### DATASET EXTRACT

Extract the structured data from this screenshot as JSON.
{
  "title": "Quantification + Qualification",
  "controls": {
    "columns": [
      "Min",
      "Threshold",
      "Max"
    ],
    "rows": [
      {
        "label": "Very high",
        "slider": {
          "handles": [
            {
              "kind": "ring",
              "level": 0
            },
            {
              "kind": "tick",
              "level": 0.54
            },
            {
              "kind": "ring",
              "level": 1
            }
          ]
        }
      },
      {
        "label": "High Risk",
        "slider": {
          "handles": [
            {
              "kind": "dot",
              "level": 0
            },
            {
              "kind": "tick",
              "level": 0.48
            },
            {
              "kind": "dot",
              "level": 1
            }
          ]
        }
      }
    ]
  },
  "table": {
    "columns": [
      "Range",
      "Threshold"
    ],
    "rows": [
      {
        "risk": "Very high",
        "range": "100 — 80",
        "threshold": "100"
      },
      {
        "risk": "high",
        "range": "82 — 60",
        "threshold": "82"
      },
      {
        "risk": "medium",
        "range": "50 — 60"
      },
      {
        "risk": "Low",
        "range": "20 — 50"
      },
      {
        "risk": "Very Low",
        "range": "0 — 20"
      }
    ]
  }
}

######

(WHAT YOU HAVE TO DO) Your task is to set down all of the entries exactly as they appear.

(ANSWER TO THE PROBLEM)
Extract the structured data from this screenshot as JSON.
{
  "title": "Quantification + Qualification",
  "controls": {
    "columns": [
      "Min",
      "Threshold",
      "Max"
    ],
    "rows": [
      {
        "label": "Very high",
        "slider": {
          "handles": [
            {
              "kind": "ring",
              "level": 0
            },
            {
              "kind": "tick",
              "level": 0.54
            },
            {
              "kind": "ring",
              "level": 1
            }
          ]
        }
      },
      {
        "label": "High Risk",
        "slider": {
          "handles": [
            {
              "kind": "dot",
              "level": 0
            },
            {
              "kind": "tick",
              "level": 0.48
            },
            {
              "kind": "dot",
              "level": 1
            }
          ]
        }
      }
    ]
  },
  "table": {
    "columns": [
      "Range",
      "Threshold"
    ],
    "rows": [
      {
        "risk": "Very high",
        "range": "100 — 80",
        "threshold": "100"
      },
      {
        "risk": "high",
        "range": "82 — 60",
        "threshold": "82"
      },
      {
        "risk": "medium",
        "range": "50 — 60"
      },
      {
        "risk": "Low",
        "range": "20 — 50"
      },
      {
        "risk": "Very Low",
        "range": "0 — 20"
      }
    ]
  }
}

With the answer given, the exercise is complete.